• [DATA EXCERPTS]
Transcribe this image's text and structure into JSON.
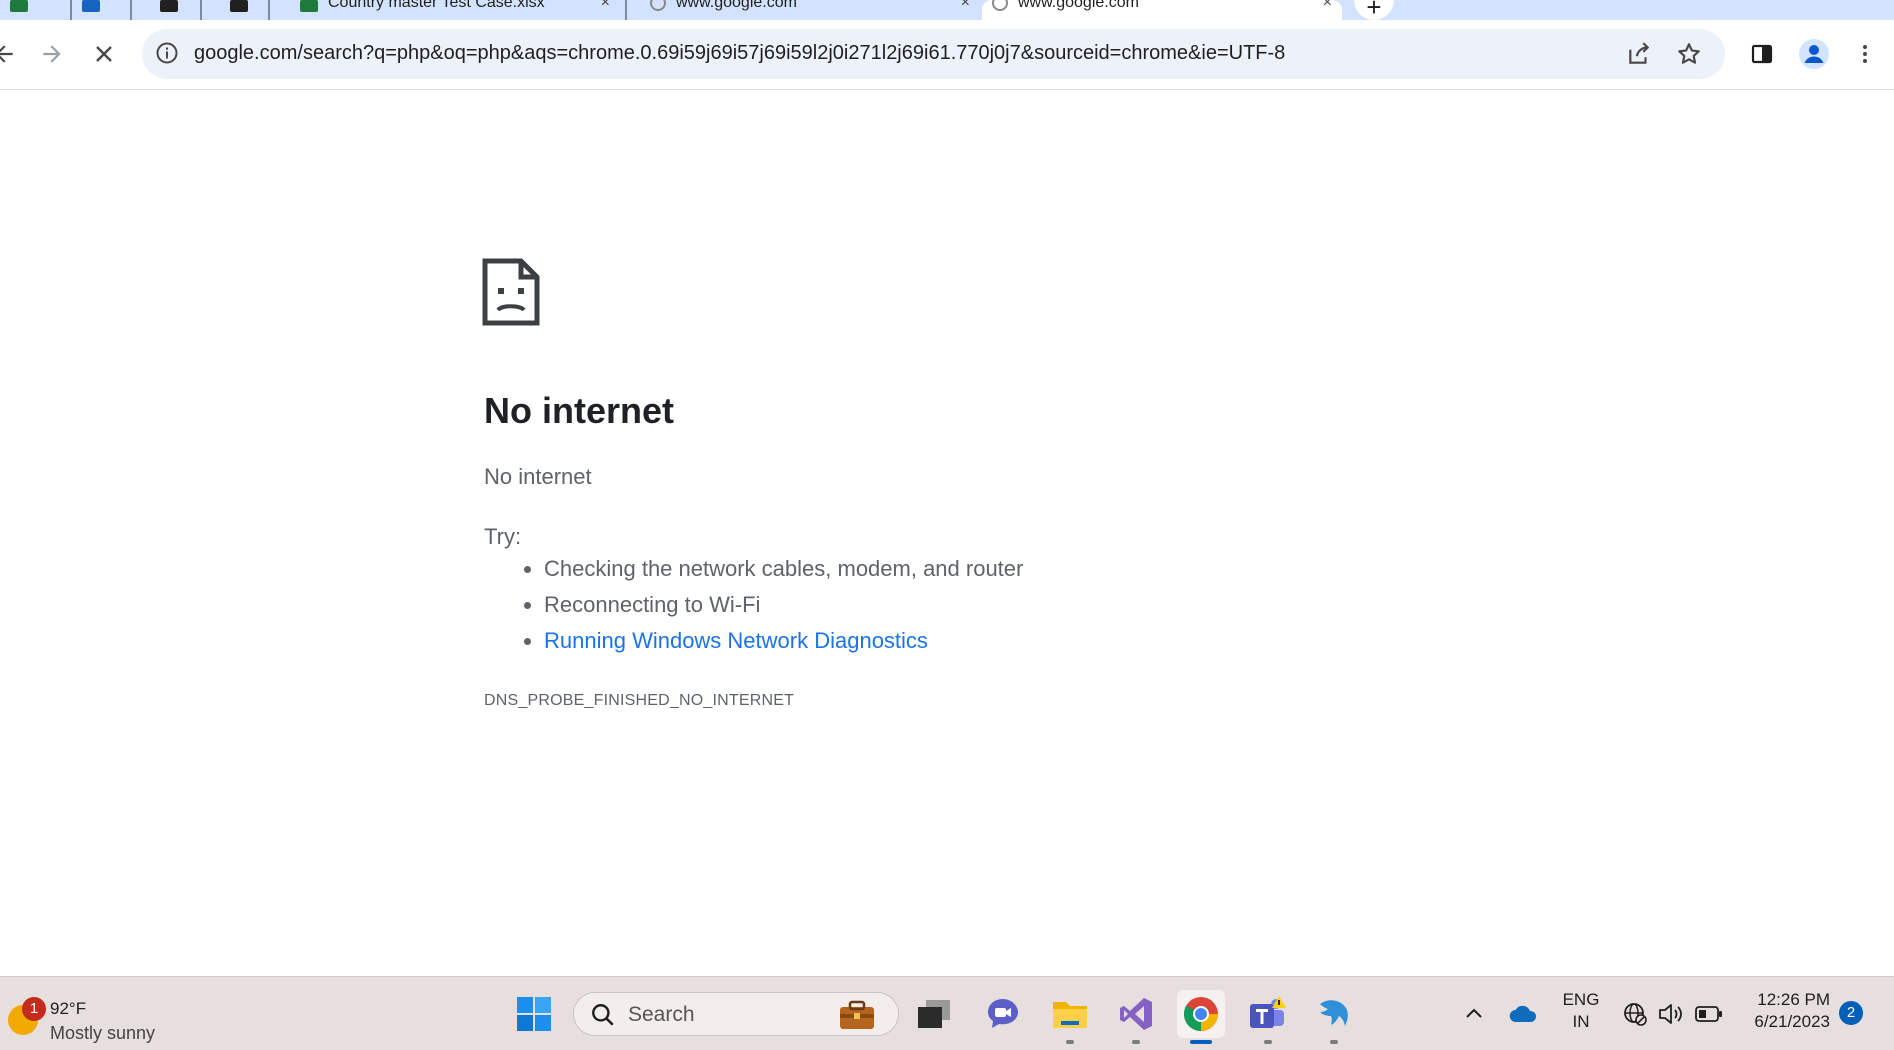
{
  "browser": {
    "tabs": [
      {
        "title": "",
        "favicon": "excel-icon"
      },
      {
        "title": "",
        "favicon": "outlook-icon"
      },
      {
        "title": "",
        "favicon": "app-icon"
      },
      {
        "title": "",
        "favicon": "app-icon"
      },
      {
        "title": "Country master Test Case.xlsx",
        "favicon": "excel-icon"
      },
      {
        "title": "www.google.com",
        "favicon": "globe-icon"
      },
      {
        "title": "www.google.com",
        "favicon": "loading-icon",
        "active": true
      }
    ],
    "new_tab_label": "+",
    "url": "google.com/search?q=php&oq=php&aqs=chrome.0.69i59j69i57j69i59l2j0i271l2j69i61.770j0j7&sourceid=chrome&ie=UTF-8"
  },
  "error_page": {
    "title": "No internet",
    "subtitle": "No internet",
    "try_label": "Try:",
    "suggestions": [
      "Checking the network cables, modem, and router",
      "Reconnecting to Wi-Fi"
    ],
    "diagnostics_link": "Running Windows Network Diagnostics",
    "error_code": "DNS_PROBE_FINISHED_NO_INTERNET"
  },
  "taskbar": {
    "weather": {
      "temp": "92°F",
      "desc": "Mostly sunny",
      "badge": "1"
    },
    "search_placeholder": "Search",
    "language": {
      "line1": "ENG",
      "line2": "IN"
    },
    "time": "12:26 PM",
    "date": "6/21/2023",
    "notification_count": "2"
  },
  "colors": {
    "tabstrip": "#d3e3fd",
    "omnibox": "#edf2fa",
    "link": "#1a73e8",
    "taskbar": "#e6dfdd",
    "accent": "#005fb8"
  }
}
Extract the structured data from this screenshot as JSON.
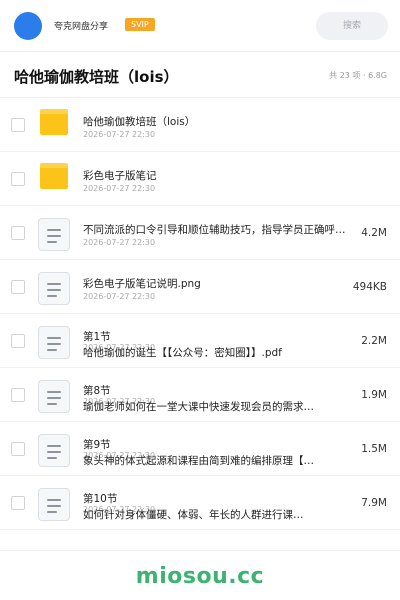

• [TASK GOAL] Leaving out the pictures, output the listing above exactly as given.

• [RESULT OF THIS TASK]
Transcribe this image's text and structure into JSON.
{
  "browser": {
    "tabs": [
      {
        "title": "",
        "favicon": "excel-icon"
      },
      {
        "title": "",
        "favicon": "outlook-icon"
      },
      {
        "title": "",
        "favicon": "app-icon"
      },
      {
        "title": "",
        "favicon": "app-icon"
      },
      {
        "title": "Country master Test Case.xlsx",
        "favicon": "excel-icon"
      },
      {
        "title": "www.google.com",
        "favicon": "globe-icon"
      },
      {
        "title": "www.google.com",
        "favicon": "loading-icon",
        "active": true
      }
    ],
    "new_tab_label": "+",
    "url": "google.com/search?q=php&oq=php&aqs=chrome.0.69i59j69i57j69i59l2j0i271l2j69i61.770j0j7&sourceid=chrome&ie=UTF-8"
  },
  "error_page": {
    "title": "No internet",
    "subtitle": "No internet",
    "try_label": "Try:",
    "suggestions": [
      "Checking the network cables, modem, and router",
      "Reconnecting to Wi-Fi"
    ],
    "diagnostics_link": "Running Windows Network Diagnostics",
    "error_code": "DNS_PROBE_FINISHED_NO_INTERNET"
  },
  "taskbar": {
    "weather": {
      "temp": "92°F",
      "desc": "Mostly sunny",
      "badge": "1"
    },
    "search_placeholder": "Search",
    "language": {
      "line1": "ENG",
      "line2": "IN"
    },
    "time": "12:26 PM",
    "date": "6/21/2023",
    "notification_count": "2"
  },
  "colors": {
    "tabstrip": "#d3e3fd",
    "omnibox": "#edf2fa",
    "link": "#1a73e8",
    "taskbar": "#e6dfdd",
    "accent": "#005fb8"
  }
}
Extract the structured data from this screenshot as JSON.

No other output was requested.